Increased legal market supply may be driving down Massachusetts’ cost of adult use cannabis, but with inflation on the rise, some legal operators worry that prices in the legal market will still drive consumers to the underground market.
“It’s sort of a perfect storm in Massachusetts where it’s finally getting an oversupply of product into the market along with this inflation pricing on everything else, which causes more people to go back to the legacy markets,” said Alex Mazin, CEO of Bud’s Goods and Provisions, a chain of adult use retail stores in Massachusetts.
“I think ultimately consumers are not saying, ‘Oh, I’m not going to consume cannabis.’ But what they are saying is I’m going to a new source to get it at a lower price,” said Mazin.

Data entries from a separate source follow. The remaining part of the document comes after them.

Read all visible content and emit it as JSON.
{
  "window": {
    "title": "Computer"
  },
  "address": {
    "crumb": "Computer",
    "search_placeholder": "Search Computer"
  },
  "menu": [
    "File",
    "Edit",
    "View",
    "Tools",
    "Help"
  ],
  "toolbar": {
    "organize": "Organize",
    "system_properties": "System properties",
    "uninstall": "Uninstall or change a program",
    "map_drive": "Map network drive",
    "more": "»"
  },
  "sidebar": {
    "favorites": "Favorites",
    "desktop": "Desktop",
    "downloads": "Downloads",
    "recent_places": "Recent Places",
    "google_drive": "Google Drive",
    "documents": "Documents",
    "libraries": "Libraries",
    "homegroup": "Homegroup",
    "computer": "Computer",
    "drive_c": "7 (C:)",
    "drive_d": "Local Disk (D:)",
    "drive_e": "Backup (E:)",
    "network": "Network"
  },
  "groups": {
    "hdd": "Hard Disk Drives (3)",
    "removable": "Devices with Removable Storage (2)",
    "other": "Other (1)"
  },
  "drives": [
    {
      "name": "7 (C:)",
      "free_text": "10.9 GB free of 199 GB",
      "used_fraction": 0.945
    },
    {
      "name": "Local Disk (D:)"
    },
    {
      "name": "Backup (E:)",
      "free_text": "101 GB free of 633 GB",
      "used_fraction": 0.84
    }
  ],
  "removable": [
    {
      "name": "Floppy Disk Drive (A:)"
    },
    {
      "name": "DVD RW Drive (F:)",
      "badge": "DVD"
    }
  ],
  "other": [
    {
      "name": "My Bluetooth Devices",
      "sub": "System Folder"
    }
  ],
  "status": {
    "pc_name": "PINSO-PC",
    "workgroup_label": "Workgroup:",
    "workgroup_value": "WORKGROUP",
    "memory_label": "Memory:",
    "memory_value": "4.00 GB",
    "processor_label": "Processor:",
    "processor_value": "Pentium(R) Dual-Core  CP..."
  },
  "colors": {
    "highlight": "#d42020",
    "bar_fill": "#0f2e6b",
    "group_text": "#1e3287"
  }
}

Thanksgiving and Christmas are always strong sources of incomes for retail cannabis, and 2021 was no different. But since then, average prices for flower have dropped to one of the lowest levels since the 2018 launch of the adult use market.
In terms of overall spending, adult use sales in Massachusetts continue to steadily rise, according to data from the state’s Cannabis Control Commission. In 2022 alone, sales have reached a total of $349.1 million as of Mar. 27.
On the other hand, the average retail price paid per ounce of flower has dropped steadily from $380.38 last November, to $361.42 in February. Aside from two months during the start of pandemic quarantine in spring, 2020, October, 2021 was the only other month since 2018 when the average price for an ounce was lower than in February, at $358.66.
“Since then week after week it’s just climbing downward,” he said Mazin. “Obviously, there was Christmas in there, so that was a helpful boost. But ultimately, we’re still trying to get back to where we were right towards the end of summer.”
Mazin speculated that with less money to spare, the illicit market could be more appealing for consumers.
“With inflation being whatever it is on everything else, that discretionary income basically goes to zero for many people. But we know that cannabis consumers do not just stop consuming cannabis. They look for another alternative resource at a lower price,” said Mazin.
Although the price of flower seems to not be increasing with inflation, the cost of manufactured products is increasing, according to Jesse Tolz, marketing director for The Pass, a vertically integrated cannabis company.
“It’s something that we know has impacted our team so we can only just extrapolate that it’s impacting everybody,” said Jesse Tolz. “I mean, we know it’s impacting everybody.”
With increased gas prices, fewer consumers are willing to drive as far for certain products, according to Tolz. He also said his company has felt inflation from the increased costs of materials they use for manufacturing, such as hardware and ingredients for edibles.
Wes Ritchie, co-CEO of New England Craft Cultivators, also said that inflation has been hitting cannabis manufacturing, but he was not so certain how it was affecting retail sales.
“I have to say personally that aside from some supply chain backup issues that we felt a little bit from some manufacturers, I don’t think that we’ve seen any behavior change from inflation related issues,” he said.